Drug overdoses becoming more challenging

NEW HAVEN --  A local doctor said the four synthetic drug overdoses in a span of an hour Thursday afternoon, are part of a trend that is frustrating medical professionals.

Of the roughly 500 patients Yale-New Haven Hospital's emergency department treats each day, approximately three to five of those are as a result of drug overdoses.

"The good news is, I think, there’s a lot more energy and a lot more resources now being put toward the problem and we’re starting to see more and more ways to combat the problem," said Dr. Andrew Ulrich, Director of Emergency Department Operations for Yale-New Haven Hospital.

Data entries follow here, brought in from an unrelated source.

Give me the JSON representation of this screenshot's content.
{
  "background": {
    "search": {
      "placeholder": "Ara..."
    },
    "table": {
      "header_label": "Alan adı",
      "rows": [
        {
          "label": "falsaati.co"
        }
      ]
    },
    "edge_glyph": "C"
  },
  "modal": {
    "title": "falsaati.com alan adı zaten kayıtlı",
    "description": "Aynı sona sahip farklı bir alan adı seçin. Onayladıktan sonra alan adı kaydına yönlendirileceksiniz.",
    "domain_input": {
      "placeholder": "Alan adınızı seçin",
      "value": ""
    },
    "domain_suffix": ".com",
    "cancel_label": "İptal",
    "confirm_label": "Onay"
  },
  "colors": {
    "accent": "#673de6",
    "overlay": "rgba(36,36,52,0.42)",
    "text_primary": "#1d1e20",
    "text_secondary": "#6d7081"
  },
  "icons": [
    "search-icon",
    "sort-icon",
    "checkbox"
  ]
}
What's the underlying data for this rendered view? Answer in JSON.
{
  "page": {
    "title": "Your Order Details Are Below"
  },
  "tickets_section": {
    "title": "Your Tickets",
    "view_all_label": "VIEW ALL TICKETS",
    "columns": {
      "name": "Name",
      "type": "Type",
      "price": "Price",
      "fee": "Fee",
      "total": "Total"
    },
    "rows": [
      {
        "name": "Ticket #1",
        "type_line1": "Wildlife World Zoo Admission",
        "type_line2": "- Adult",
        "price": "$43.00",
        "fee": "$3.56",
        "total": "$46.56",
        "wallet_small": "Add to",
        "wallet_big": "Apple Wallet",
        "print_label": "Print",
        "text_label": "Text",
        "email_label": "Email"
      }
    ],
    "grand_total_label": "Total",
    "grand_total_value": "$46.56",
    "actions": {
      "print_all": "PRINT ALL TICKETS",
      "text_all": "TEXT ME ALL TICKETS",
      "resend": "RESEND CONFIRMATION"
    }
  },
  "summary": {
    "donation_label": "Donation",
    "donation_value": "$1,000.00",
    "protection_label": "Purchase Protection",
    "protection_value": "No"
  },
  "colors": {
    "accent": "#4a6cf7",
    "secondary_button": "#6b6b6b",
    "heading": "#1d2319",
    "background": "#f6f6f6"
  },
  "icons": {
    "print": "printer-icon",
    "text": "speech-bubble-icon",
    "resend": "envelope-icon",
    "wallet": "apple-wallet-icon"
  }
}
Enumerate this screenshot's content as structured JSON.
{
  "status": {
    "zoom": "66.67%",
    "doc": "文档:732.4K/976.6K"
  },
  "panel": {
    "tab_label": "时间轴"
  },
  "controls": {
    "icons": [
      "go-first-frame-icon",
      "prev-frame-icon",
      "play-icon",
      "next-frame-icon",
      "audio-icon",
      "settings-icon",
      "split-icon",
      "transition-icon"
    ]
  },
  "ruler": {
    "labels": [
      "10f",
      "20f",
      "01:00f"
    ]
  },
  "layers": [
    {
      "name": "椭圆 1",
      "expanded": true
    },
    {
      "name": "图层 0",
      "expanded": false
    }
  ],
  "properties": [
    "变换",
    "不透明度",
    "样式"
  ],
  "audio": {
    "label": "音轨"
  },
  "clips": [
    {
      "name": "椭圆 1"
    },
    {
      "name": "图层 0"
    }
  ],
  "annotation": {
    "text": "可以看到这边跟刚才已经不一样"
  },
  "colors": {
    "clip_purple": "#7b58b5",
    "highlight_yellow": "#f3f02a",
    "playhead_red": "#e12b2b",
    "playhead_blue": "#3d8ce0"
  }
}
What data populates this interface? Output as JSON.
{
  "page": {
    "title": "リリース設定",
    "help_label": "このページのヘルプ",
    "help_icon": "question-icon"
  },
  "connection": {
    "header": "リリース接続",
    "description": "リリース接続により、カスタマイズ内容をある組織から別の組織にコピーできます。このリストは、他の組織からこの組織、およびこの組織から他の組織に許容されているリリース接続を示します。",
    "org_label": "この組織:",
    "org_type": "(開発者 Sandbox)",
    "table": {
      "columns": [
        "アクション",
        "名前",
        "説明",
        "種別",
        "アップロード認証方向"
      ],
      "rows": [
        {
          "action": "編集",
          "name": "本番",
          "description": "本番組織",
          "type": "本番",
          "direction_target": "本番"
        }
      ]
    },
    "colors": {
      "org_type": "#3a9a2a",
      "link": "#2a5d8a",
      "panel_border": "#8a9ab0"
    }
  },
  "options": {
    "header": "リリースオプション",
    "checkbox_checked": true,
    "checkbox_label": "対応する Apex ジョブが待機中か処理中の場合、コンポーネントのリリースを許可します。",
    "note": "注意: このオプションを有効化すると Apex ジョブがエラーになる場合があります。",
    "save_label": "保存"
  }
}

One of the challenges hospitals face in treating these overdose patients is that many of these overdoses are as a result of synthetic drug use.

"If it’s not a pure opiate, there really isn’t something (antidote) that we can use right away to reverse it," said Ulrich.

Nalaxone, which is an opioid antidote, doesn't counteract synthetic drugs, which results in more overdose related deaths.

"It is certainly much more significant and severe than it has been in the past," said Ulrich.

And, he said, patients often tell doctors they were surprised that they overdosed.

"What happens is they take something, which is either far more potent than they are used to or it’s mixed with something else they just weren’t aware of," said Ulrich.

At least two of the rapid fire overdoses in New Haven Thursday were as a result of K2 or spice, a synthetic marijuana.